The Chinese government made the surprise announcement last week that it will stop building coal-fired power stations abroad, a decision that could put it in the good books of the increasingly eco-conscious European Union.
The pledge was made by Chinese President Xi Jinping in a pre-recorded address to the UN General Assembly, although he gave few details and questions remain whether he meant China will cease financing coal plants overseas or merely stop building them, a far less impressive pledge.
South Korea and Japan said earlier this year that they would stop funding coal-fired power plants abroad. Together with China the three Asian countries account for 95% of all foreign financing for coal-fired power plants worldwide, according to a report by Georgetown University.
In the past, Beijing had pledged to cease coal production by 2030 but last year it brought on line 38.4 gigawatts of new coal-fired power domestically, three times as much as the rest of the world.
Beijing's seemingly eco-conscious pledge could mend some bridges between China and the EU, say analysts. Relations have worsened since early 2020 over China's human rights record, its actions during the early stages of the COVID-19 pandemic and its increasingly assertive foreign policy objectives.
Tensions came to a head in March this year when the EU imposed economic sanctions on four Chinese officials in Xinjiang province, where communist authorities are accused of mass human rights abuses against the Uyghur Muslim population.
Hours later, Beijing responded by sanctioning several European politicians and regional think tanks.
In the aftermath, the European Commission halted ratification of an investment pact the EU had controversially agreed with China last December.
"Since the collapse of the EU-China investment agreement earlier this year, European officials have been searching desperately for ways to re-engage with Beijing," said Noah Barkin, a Europe-China expert at US research group Rhodium.
"Xi's coal pledge will reinforce the view that climate is an area where cooperation is still possible," he added.
However, it remains unclear whether China has pledged to stop funding the construction of coal-fired power stations abroad or merely to stop building them overseas.
Zhao Lijian, a spokesman for the Chinese Foreign Ministry, dodged the question at a press conference last week, directing reporters to the statement made by President Xi that Beijing "will not build new coal-fired power projects abroad."
But comments made by senior EU officials would suggest they reckon Xi meant funding. "Excellent news... that China joins EU and others to end financing of coal abroad," European Commission Vice President Frans Timmermans tweeted on September 22.
China's impact on environment is a 'low-hanging fruit'
Still, it's not clear what Beijing's announcement means for EU-China relations.
"The devil is in the details," said Bonnie Glaser, Asia Program director at the German Marshall Fund.
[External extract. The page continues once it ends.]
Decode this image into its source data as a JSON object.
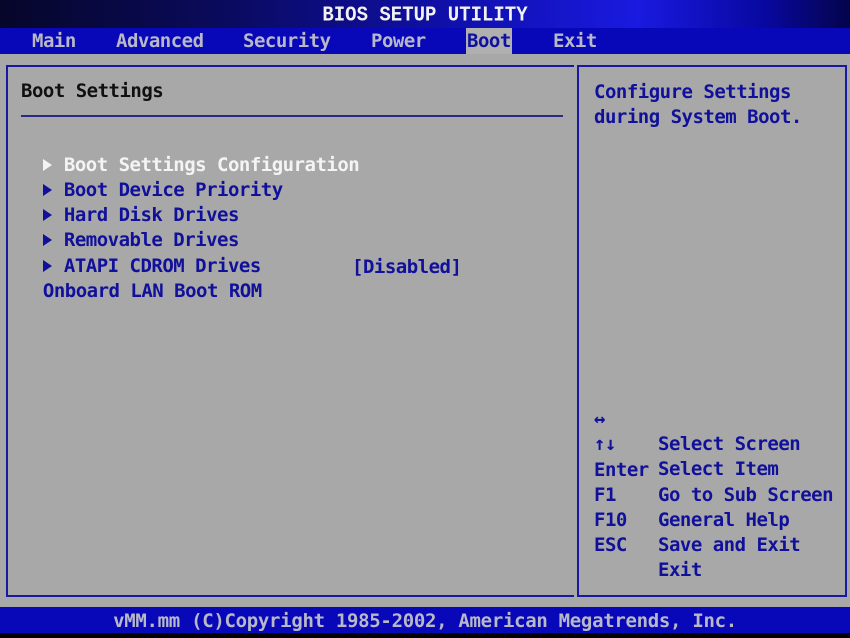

If China did stop its financing of coal-fired power plants via its Belt and Road Initiative, a multibillion-dollar global investment plan, it "will be welcomed" by the EU, Glaser said.
"But it won't remove European concerns about many other issues such as China's human rights and predatory trade policies," she added.
The move might improve Beijing's image among the European public, though. China's impact on the global environment is one of the issues most negatively perceived by ordinary Europeans, whose opinion of China has also worsened since early 2020, according to a survey of public opinion by Sinophone Borderlands, a project at Palacky University Olomouc in the Czech Republic.
Richard Q. Turcsanyi, who is the lead researcher of the survey published this year, described China's pledge as a tactical and clever move.
"There are many other aspects of China's interactions with the EU that are perceived negatively, such as human rights and governance. Obviously, the Chinese Communist Party (CCP) doesn't want to address those things," he said.
However, China's impact on the global environment is a "low-hanging fruit" that doesn't impact the political standing of the CCP at home but has the potential to improve its reputation abroad, he added.
Rising environmental demands
The EU is increasingly upping its environmental demands not only for its own regional agenda but also for its cooperation with the rest of the world.
Funds to member states now have more conditions on green policies, while the EU is also considering revising its global trade privilege scheme for developing countries in 2024 to attach conditions on climate action.
"The timing, in the midst of new strains in the trans-Atlantic relationship over the Australian submarine deal, was impeccable from Beijing's point of view," Barkin said, referring to the new alliance between the US, UK and Australia announced this month that has sown divisions between European countries and the US.
"The climate is likely to become a growing source of friction between China, Europe and the United States as the competition over green technologies heats up," he underlined.